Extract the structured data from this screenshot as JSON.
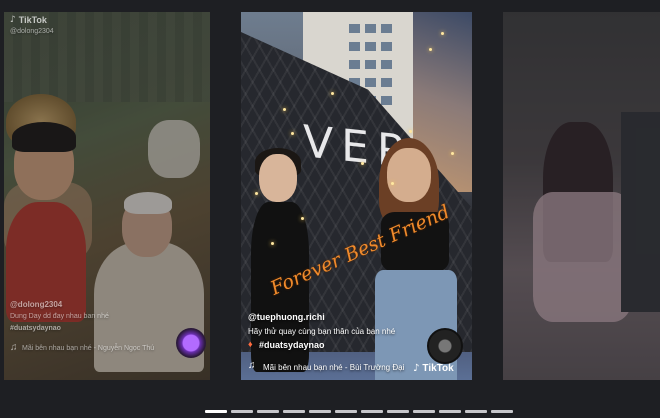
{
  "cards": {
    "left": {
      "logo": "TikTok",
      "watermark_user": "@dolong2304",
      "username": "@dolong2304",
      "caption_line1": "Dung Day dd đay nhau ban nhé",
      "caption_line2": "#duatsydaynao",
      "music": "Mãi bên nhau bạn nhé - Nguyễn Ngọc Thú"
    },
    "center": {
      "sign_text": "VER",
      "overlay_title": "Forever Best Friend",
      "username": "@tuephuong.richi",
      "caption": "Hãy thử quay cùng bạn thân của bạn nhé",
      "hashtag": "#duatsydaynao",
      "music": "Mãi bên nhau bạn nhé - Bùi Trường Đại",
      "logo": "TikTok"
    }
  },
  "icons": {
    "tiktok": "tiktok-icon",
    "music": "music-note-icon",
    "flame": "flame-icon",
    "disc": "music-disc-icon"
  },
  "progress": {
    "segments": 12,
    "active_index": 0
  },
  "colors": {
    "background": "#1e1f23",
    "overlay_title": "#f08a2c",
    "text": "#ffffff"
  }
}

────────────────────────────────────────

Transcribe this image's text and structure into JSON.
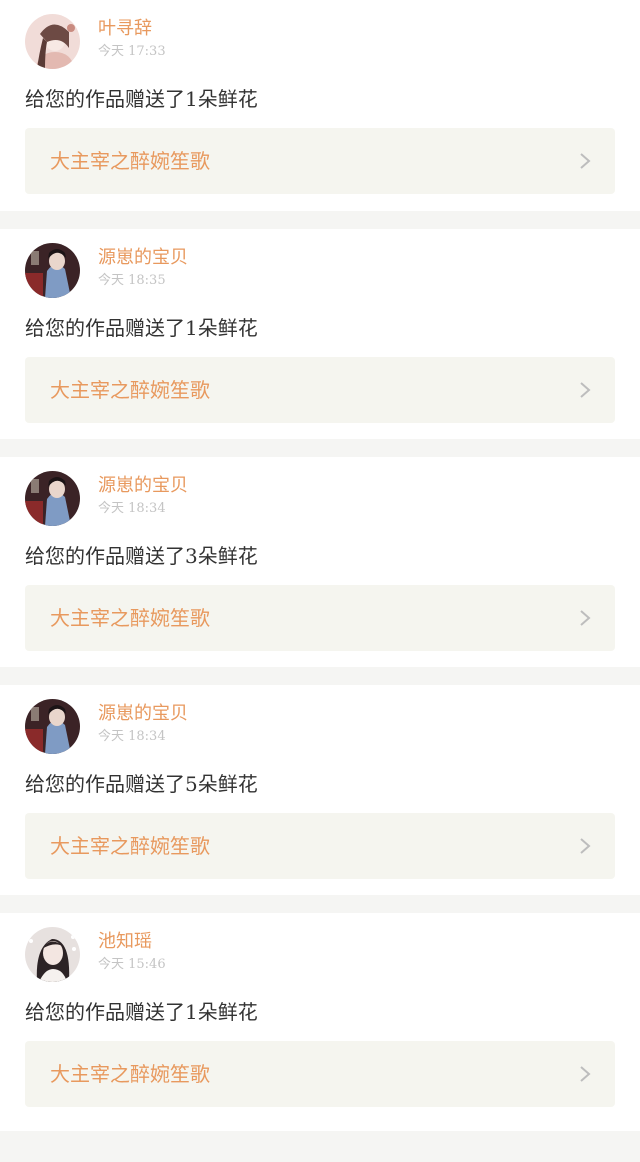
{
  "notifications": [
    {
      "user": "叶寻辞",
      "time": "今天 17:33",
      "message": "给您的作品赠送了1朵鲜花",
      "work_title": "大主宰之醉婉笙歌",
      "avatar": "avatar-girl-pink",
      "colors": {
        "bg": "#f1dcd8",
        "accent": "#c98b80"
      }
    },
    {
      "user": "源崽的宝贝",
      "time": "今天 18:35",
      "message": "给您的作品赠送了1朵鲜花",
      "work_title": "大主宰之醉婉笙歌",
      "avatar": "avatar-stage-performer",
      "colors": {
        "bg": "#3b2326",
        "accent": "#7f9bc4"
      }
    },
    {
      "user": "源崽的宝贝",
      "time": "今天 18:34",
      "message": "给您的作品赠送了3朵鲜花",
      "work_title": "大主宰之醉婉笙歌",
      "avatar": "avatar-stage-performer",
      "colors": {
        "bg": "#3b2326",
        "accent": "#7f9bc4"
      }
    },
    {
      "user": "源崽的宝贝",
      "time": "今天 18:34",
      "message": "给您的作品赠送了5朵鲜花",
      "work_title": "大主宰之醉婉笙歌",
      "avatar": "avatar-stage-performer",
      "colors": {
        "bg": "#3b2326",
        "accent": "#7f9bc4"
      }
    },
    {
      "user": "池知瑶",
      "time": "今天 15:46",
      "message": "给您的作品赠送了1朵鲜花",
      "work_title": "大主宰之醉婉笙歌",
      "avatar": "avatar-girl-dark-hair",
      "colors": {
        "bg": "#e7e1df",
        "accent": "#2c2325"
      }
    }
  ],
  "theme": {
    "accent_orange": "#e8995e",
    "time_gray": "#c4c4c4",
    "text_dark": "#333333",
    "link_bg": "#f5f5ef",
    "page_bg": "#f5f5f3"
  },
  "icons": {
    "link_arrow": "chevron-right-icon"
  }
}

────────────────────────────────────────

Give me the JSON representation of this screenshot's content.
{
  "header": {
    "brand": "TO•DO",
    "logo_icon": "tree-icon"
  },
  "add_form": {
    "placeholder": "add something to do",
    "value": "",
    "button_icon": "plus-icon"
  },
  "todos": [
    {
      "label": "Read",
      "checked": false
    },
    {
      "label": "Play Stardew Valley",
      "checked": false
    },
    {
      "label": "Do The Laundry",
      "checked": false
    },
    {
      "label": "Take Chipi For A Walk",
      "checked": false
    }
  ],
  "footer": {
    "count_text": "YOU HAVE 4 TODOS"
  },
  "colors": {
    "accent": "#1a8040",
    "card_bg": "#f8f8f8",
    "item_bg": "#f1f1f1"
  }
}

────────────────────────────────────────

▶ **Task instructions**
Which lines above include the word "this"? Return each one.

▶ **Written answer**
Extract the structured data from this screenshot as JSON.
Transcribe this image's text and structure into JSON.
Give me the JSON representation of this screenshot's content.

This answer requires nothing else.